A LOT of post-2014 debate has gone into speculating about the timing of the next referendum. It’s the kind of topic beloved of strategists, journalists and Spinal Tap Yessers. However, the timing is something we do not know. What we do know is that we’re not ready for it – and frankly we weren’t ready for the last one either. So, there is work to be done.

There is both good news and bad news about our prospects at a future referendum. We are currently living through a very fluid period of politics – with the electoral turbulence of referendums and shifting voter preferences and uncertainty about their effect on independence.

The good news is that there is a functioning Yes movement, with its own media presence and organisations. New groups emerged during the referendum both nationally and locally and they remain active. The 2017 General Election was certainly a setback – with the SNP launching and then suspending ScotRef within the space of a few months – but at the same time, there is the campaigning work of Common Weal, Women for Independence, Phantom Power and Business for Scotland. Local groups are active too – they may have no definite target to focus on but they have not faded away.

Similarly, whilst public support on independence is fairly static – Yes and No bob around a little bit, with some opinion polls frozen at 2014 levels – support has not disappeared back to pre-referendum levels. Remember it was in the 20s around 2010 and 2011 and struggled for large parts of the campaign.

The bad news is that the SNP has lost some of its political momentum and the route to a future referendum is obscured by current politics and patterns. The Conservative’s Hard Unionism was popular at the two elections of 2017 and they have built their recovery on total opposition to another referendum – they need this issue as much as the SNP. How we get past this is a challenge.

So, what do we do? Well, both patience and quiet building are required. Let me suggest two things for individuals and groups to engage in: doubtless things that will be discussed at the forthcoming Scottish Independence Convention in November.

First, much of the infrastructure of Yes was built over time during referendum conditions and had a clear focus – September 18, 2014. We are now in a different position with no definite time frame but there are plenty of opportunities for activism and engagement. In short, if you’re looking for work there’s plenty of opportunities, crowdfunding and involvement so get the debit card out, join and support the Yes movement.

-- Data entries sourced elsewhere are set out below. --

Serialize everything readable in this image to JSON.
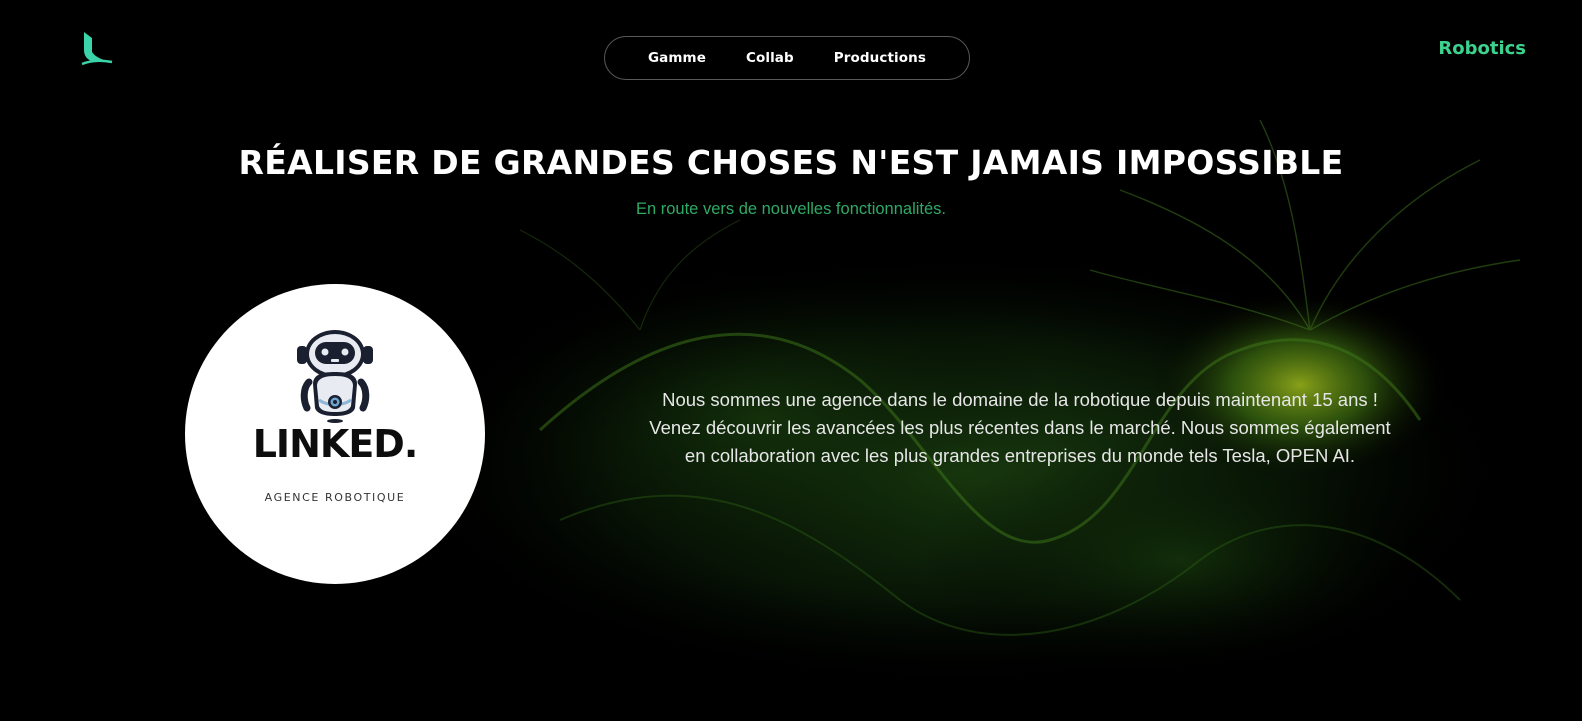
{
  "header": {
    "logo_icon": "l-logo-icon",
    "nav": [
      {
        "label": "Gamme"
      },
      {
        "label": "Collab"
      },
      {
        "label": "Productions"
      }
    ],
    "brand_link": "Robotics"
  },
  "hero": {
    "title": "RÉALISER DE GRANDES CHOSES N'EST JAMAIS IMPOSSIBLE",
    "subtitle": "En route vers de nouvelles fonctionnalités."
  },
  "company_logo": {
    "icon": "robot-icon",
    "wordmark": "LINKED.",
    "tagline": "AGENCE ROBOTIQUE"
  },
  "about": {
    "lines": [
      "Nous sommes une agence dans le domaine de la robotique depuis maintenant 15 ans !",
      "Venez découvrir les avancées les plus récentes dans le marché. Nous sommes également",
      "en collaboration avec les plus grandes entreprises du monde tels Tesla, OPEN AI."
    ]
  },
  "colors": {
    "accent": "#3bd38d",
    "subtitle": "#2faa66",
    "background": "#000000"
  }
}
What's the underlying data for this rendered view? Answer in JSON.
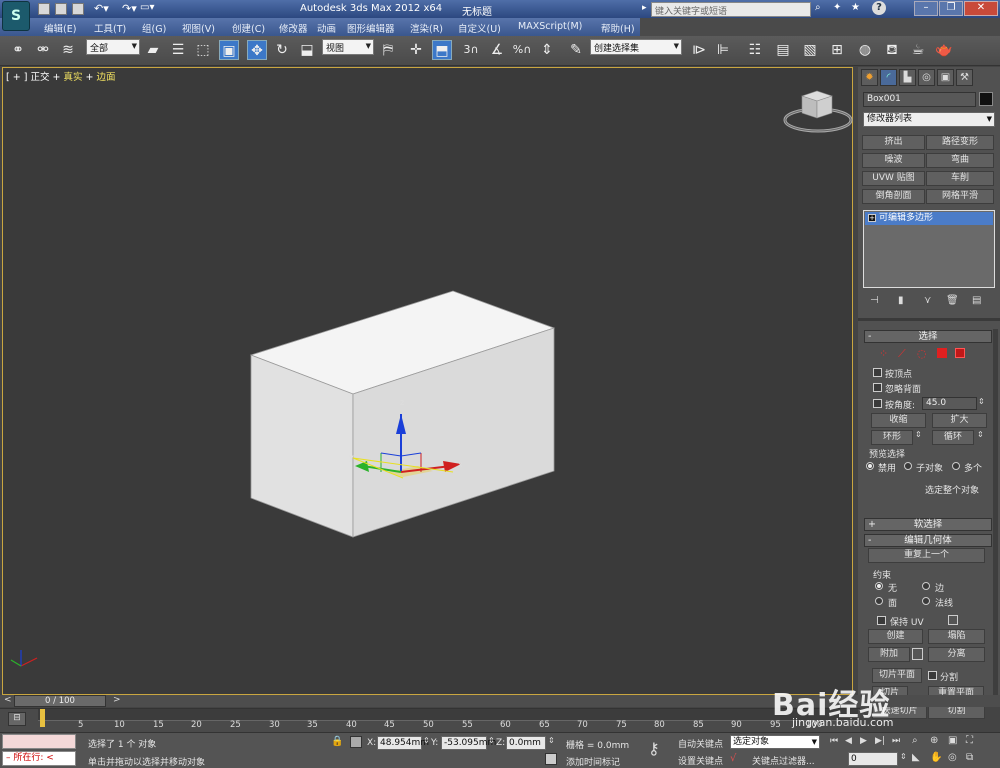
{
  "app": {
    "title": "Autodesk 3ds Max  2012 x64",
    "doc_title": "无标题",
    "search_placeholder": "键入关键字或短语"
  },
  "menu": [
    "编辑(E)",
    "工具(T)",
    "组(G)",
    "视图(V)",
    "创建(C)",
    "修改器",
    "动画",
    "图形编辑器",
    "渲染(R)",
    "自定义(U)",
    "MAXScript(M)",
    "帮助(H)"
  ],
  "toolbar": {
    "selection_filter": "全部",
    "ref_coord": "视图",
    "snap_angle": "3",
    "snap_percent": "%",
    "named_selection": "创建选择集"
  },
  "viewport": {
    "label_plus": "[ + ]",
    "label_view": "正交",
    "label_shading": "真实",
    "label_edges": "边面",
    "gizmo_axis_x": "x",
    "gizmo_axis_y": "y",
    "gizmo_axis_z": "z"
  },
  "command_panel": {
    "tabs": [
      "create-tab",
      "modify-tab",
      "hierarchy-tab",
      "motion-tab",
      "display-tab",
      "utilities-tab"
    ],
    "object_name": "Box001",
    "modifier_list": "修改器列表",
    "modifier_buttons": [
      "挤出",
      "路径变形",
      "噪波",
      "弯曲",
      "UVW 贴图",
      "车削",
      "倒角剖面",
      "网格平滑"
    ],
    "stack_items": [
      "可编辑多边形"
    ],
    "rollout_select": {
      "title": "选择",
      "by_vertex": "按顶点",
      "ignore_backfacing": "忽略背面",
      "by_angle": "按角度:",
      "angle_value": "45.0",
      "shrink": "收缩",
      "grow": "扩大",
      "ring": "环形",
      "loop": "循环",
      "preview_label": "预览选择",
      "preview_off": "禁用",
      "preview_sub": "子对象",
      "preview_multi": "多个",
      "status": "选定整个对象"
    },
    "rollout_soft": {
      "title": "软选择"
    },
    "rollout_edit_geometry": {
      "title": "编辑几何体",
      "repeat_last": "重复上一个",
      "constraints_label": "约束",
      "c_none": "无",
      "c_edge": "边",
      "c_face": "面",
      "c_normal": "法线",
      "preserve_uv": "保持 UV",
      "create": "创建",
      "collapse": "塌陷",
      "attach": "附加",
      "detach": "分离",
      "slice_plane": "切片平面",
      "split": "分割",
      "slice": "切片",
      "reset_plane": "重置平面",
      "quickslice": "快速切片",
      "cut": "切割"
    }
  },
  "timeline": {
    "frame_display": "0 / 100",
    "ticks": [
      "0",
      "5",
      "10",
      "15",
      "20",
      "25",
      "30",
      "35",
      "40",
      "45",
      "50",
      "55",
      "60",
      "65",
      "70",
      "75",
      "80",
      "85",
      "90",
      "95",
      "100"
    ]
  },
  "status": {
    "script_line": "所在行:",
    "selected_msg": "选择了 1 个 对象",
    "prompt": "单击并拖动以选择并移动对象",
    "x_label": "X:",
    "x_value": "48.954mm",
    "y_label": "Y:",
    "y_value": "-53.095mm",
    "z_label": "Z:",
    "z_value": "0.0mm",
    "grid": "栅格 = 0.0mm",
    "add_time_tag": "添加时间标记",
    "auto_key": "自动关键点",
    "set_key": "设置关键点",
    "selected_obj": "选定对象",
    "key_filters": "关键点过滤器...",
    "frame_value": "0"
  },
  "watermark": {
    "text": "Bai经验",
    "sub": "jingyan.baidu.com"
  },
  "colors": {
    "viewport_bg": "#3a3a3a",
    "viewport_border": "#c9a640",
    "accent_blue": "#3c78c8",
    "box_top": "#f4f4f4",
    "box_front": "#e3e3e3",
    "box_side": "#d2d2d2"
  }
}
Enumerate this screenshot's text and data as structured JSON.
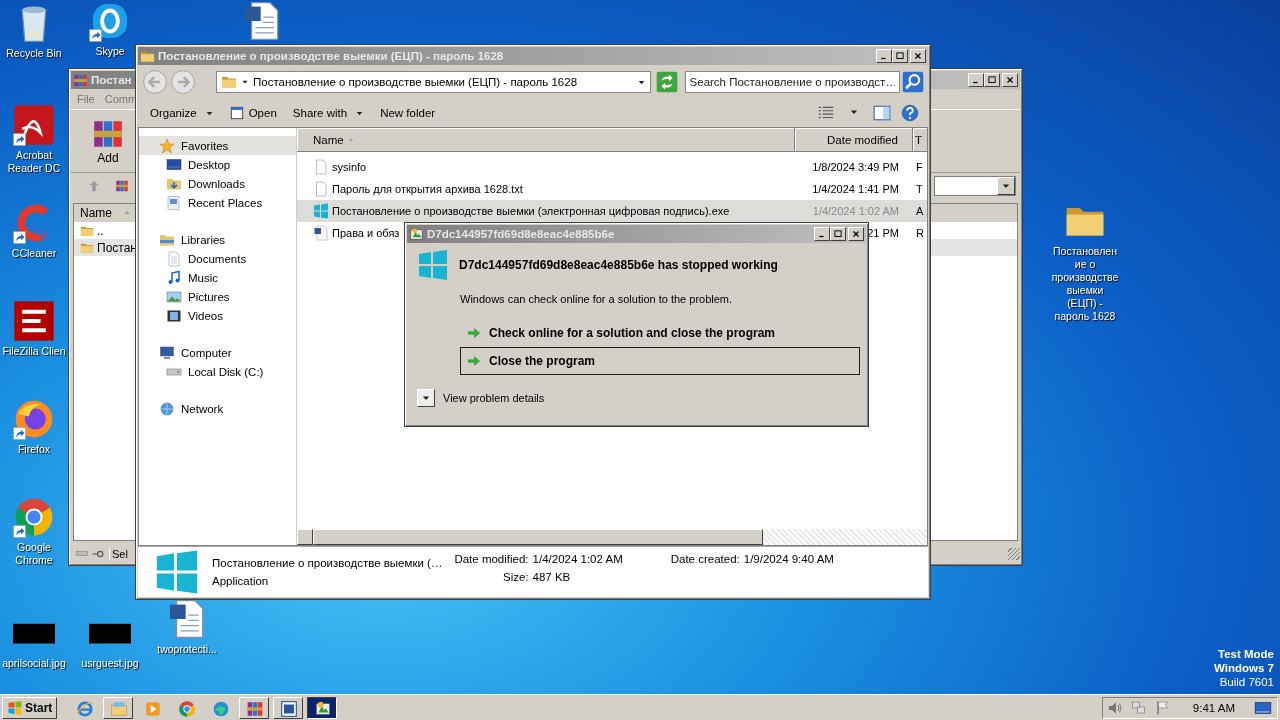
{
  "desktop_icons": [
    {
      "label": "Recycle Bin",
      "kind": "recycle",
      "shortcut": false
    },
    {
      "label": "Skype",
      "kind": "skype",
      "shortcut": true
    },
    {
      "kind": "word-doc",
      "shortcut": false
    },
    {
      "label": "Acrobat Reader DC",
      "kind": "acrobat",
      "shortcut": true
    },
    {
      "label": "CCleaner",
      "kind": "ccleaner",
      "shortcut": true
    },
    {
      "label": "FileZilla Clien",
      "kind": "filezilla",
      "shortcut": false
    },
    {
      "label": "Firefox",
      "kind": "firefox",
      "shortcut": true
    },
    {
      "label": "Google Chrome",
      "kind": "chrome",
      "shortcut": true
    },
    {
      "label": "aprilsocial.jpg",
      "kind": "image-file",
      "shortcut": false
    },
    {
      "label": "usrguest.jpg",
      "kind": "image-file",
      "shortcut": false
    },
    {
      "label": "twoprotecti...",
      "kind": "word-doc",
      "shortcut": false
    },
    {
      "label": "Постановление о производстве выемки (ЕЦП) - пароль 1628",
      "kind": "folder",
      "shortcut": false
    }
  ],
  "archiver_window": {
    "title": "Постан",
    "menu": [
      "File",
      "Comm"
    ],
    "toolbar_button": "Add",
    "column": "Name",
    "rows": [
      "..",
      "Постан"
    ],
    "status": "Sel"
  },
  "explorer": {
    "title": "Постановление о производстве выемки (ЕЦП) - пароль 1628",
    "address": "Постановление о производстве выемки (ЕЦП) - пароль 1628",
    "search_placeholder": "Search Постановление о производст…",
    "toolbar": [
      {
        "label": "Organize",
        "dropdown": true
      },
      {
        "label": "Open",
        "dropdown": false
      },
      {
        "label": "Share with",
        "dropdown": true
      },
      {
        "label": "New folder",
        "dropdown": false
      }
    ],
    "nav": [
      {
        "label": "Favorites",
        "kind": "star",
        "selected": true,
        "children": [
          {
            "label": "Desktop",
            "kind": "desktop",
            "selected": false
          },
          {
            "label": "Downloads",
            "kind": "downloads",
            "selected": false
          },
          {
            "label": "Recent Places",
            "kind": "recent",
            "selected": false
          }
        ]
      },
      {
        "label": "Libraries",
        "kind": "libraries",
        "selected": false,
        "children": [
          {
            "label": "Documents",
            "kind": "docs",
            "selected": false
          },
          {
            "label": "Music",
            "kind": "music",
            "selected": false
          },
          {
            "label": "Pictures",
            "kind": "pictures",
            "selected": false
          },
          {
            "label": "Videos",
            "kind": "videos",
            "selected": false
          }
        ]
      },
      {
        "label": "Computer",
        "kind": "computer",
        "selected": false,
        "children": [
          {
            "label": "Local Disk (C:)",
            "kind": "disk",
            "selected": false
          }
        ]
      },
      {
        "label": "Network",
        "kind": "network",
        "selected": false
      }
    ],
    "columns": [
      {
        "label": "Name",
        "sorted": true
      },
      {
        "label": "Date modified",
        "sorted": false
      },
      {
        "label": "T",
        "sorted": false
      }
    ],
    "files": [
      {
        "name": "sysinfo",
        "date_modified": "1/8/2024 3:49 PM",
        "column_3": "F",
        "kind": "txt",
        "selected": false
      },
      {
        "name": "Пароль для открытия архива 1628.txt",
        "date_modified": "1/4/2024 1:41 PM",
        "column_3": "T",
        "kind": "txt",
        "selected": false
      },
      {
        "name": "Постановление о производстве выемки (электронная цифровая подпись).exe",
        "date_modified": "1/4/2024 1:02 AM",
        "column_3": "A",
        "kind": "winlogo",
        "selected": true
      },
      {
        "name": "Права и обяз",
        "date_modified": "21 PM",
        "column_3": "R",
        "kind": "wordfile",
        "selected": false
      }
    ],
    "details": {
      "name": "Постановление о производстве выемки (…",
      "type": "Application",
      "fields": [
        {
          "label": "Date modified:",
          "value": "1/4/2024 1:02 AM"
        },
        {
          "label": "Size:",
          "value": "487 KB"
        },
        {
          "label": "Date created:",
          "value": "1/9/2024 9:40 AM"
        }
      ]
    }
  },
  "dialog": {
    "title": "D7dc144957fd69d8e8eac4e885b6e",
    "heading": "D7dc144957fd69d8e8eac4e885b6e has stopped working",
    "message": "Windows can check online for a solution to the problem.",
    "options": [
      {
        "label": "Check online for a solution and close the program",
        "focused": false
      },
      {
        "label": "Close the program",
        "focused": true
      }
    ],
    "details_toggle": "View problem details"
  },
  "system_notice": [
    "Test Mode",
    "Windows 7",
    "Build 7601"
  ],
  "taskbar": {
    "start": "Start",
    "apps": [
      {
        "kind": "ie",
        "open": false,
        "selected": false
      },
      {
        "kind": "explorer",
        "open": true,
        "selected": false
      },
      {
        "kind": "media",
        "open": false,
        "selected": false
      },
      {
        "kind": "chrome",
        "open": false,
        "selected": false
      },
      {
        "kind": "edge",
        "open": false,
        "selected": false
      },
      {
        "kind": "winrar",
        "open": true,
        "selected": false
      },
      {
        "kind": "wordapp",
        "open": true,
        "selected": false
      },
      {
        "kind": "app",
        "open": true,
        "selected": true
      }
    ],
    "clock": "9:41 AM"
  }
}
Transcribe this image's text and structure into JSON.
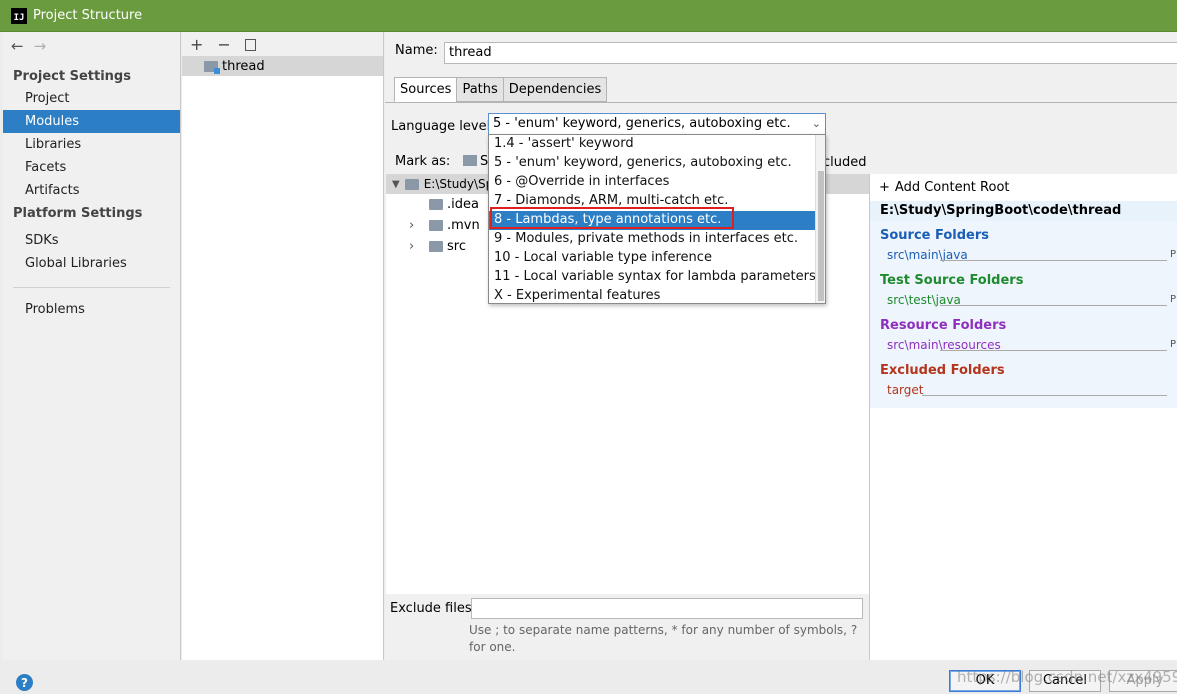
{
  "window": {
    "title": "Project Structure",
    "app_icon": "intellij-icon"
  },
  "nav": {
    "back_icon": "arrow-left-icon",
    "forward_icon": "arrow-right-icon",
    "project_settings_header": "Project Settings",
    "project_settings": [
      "Project",
      "Modules",
      "Libraries",
      "Facets",
      "Artifacts"
    ],
    "selected": "Modules",
    "platform_settings_header": "Platform Settings",
    "platform_settings": [
      "SDKs",
      "Global Libraries"
    ],
    "problems": "Problems"
  },
  "modules": {
    "toolbar": {
      "add": "+",
      "remove": "−",
      "copy_icon": "copy-icon"
    },
    "items": [
      "thread"
    ]
  },
  "module": {
    "name_label": "Name:",
    "name_value": "thread",
    "tabs": [
      "Sources",
      "Paths",
      "Dependencies"
    ],
    "active_tab": "Sources",
    "language_level_label": "Language level:",
    "language_level_value": "5 - 'enum' keyword, generics, autoboxing etc.",
    "mark_as_label": "Mark as:",
    "mark_as_partial": "S",
    "mark_as_excluded_partial": "cluded",
    "tree": {
      "root": "E:\\Study\\Sp",
      "children": [
        ".idea",
        ".mvn",
        "src"
      ]
    },
    "content_root": {
      "add_label": "Add Content Root",
      "path": "E:\\Study\\SpringBoot\\code\\thread",
      "source_folders_title": "Source Folders",
      "source_folders": [
        "src\\main\\java"
      ],
      "test_source_folders_title": "Test Source Folders",
      "test_source_folders": [
        "src\\test\\java"
      ],
      "resource_folders_title": "Resource Folders",
      "resource_folders": [
        "src\\main\\resources"
      ],
      "excluded_folders_title": "Excluded Folders",
      "excluded_folders": [
        "target"
      ],
      "props_marker": "P"
    },
    "exclude_files_label": "Exclude files:",
    "exclude_files_value": "",
    "exclude_hint": "Use ; to separate name patterns, * for any number of symbols, ? for one."
  },
  "language_dropdown": {
    "options": [
      "1.4 - 'assert' keyword",
      "5 - 'enum' keyword, generics, autoboxing etc.",
      "6 - @Override in interfaces",
      "7 - Diamonds, ARM, multi-catch etc.",
      "8 - Lambdas, type annotations etc.",
      "9 - Modules, private methods in interfaces etc.",
      "10 - Local variable type inference",
      "11 - Local variable syntax for lambda parameters",
      "X - Experimental features"
    ],
    "highlighted_index": 4
  },
  "footer": {
    "help": "?",
    "ok": "OK",
    "cancel": "Cancel",
    "apply": "Apply",
    "watermark": "https://blog.csdn.net/xzx4959"
  },
  "colors": {
    "titlebar": "#6b9b3f",
    "selection": "#2d7fc5",
    "source": "#1b5eb5",
    "test": "#1f8a2e",
    "resource": "#8f2fc0",
    "excluded": "#b3361c",
    "highlight_box": "#e02020"
  }
}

You don’t need a referendum date to build for Yes.

Second, voter registration was key in 2014. We needed to get as many people onto the electoral register as possible but it was also connected directly to engagement. In short, all the doorstep canvassing, stalls and information events helped engage people. So, if you’re in a party or local Yes group, remember that voters are key. Keeping them registered and engaged matters. The grassroots was key to Scotland’s great democratic engagement experience from 2012-14 and repeating a little of that will help build support.


In his new book IndyRef to ScotRef: Campaigning for Yes, senior lecturer in history and politics Doctor Peter Lynch warns Yessers to be realistic and prepared, outlining what must be done to secure a Yes for Scotland.

We’re running extracts every day until Friday. The book is out now and available from all booksellers, priced at £14.99.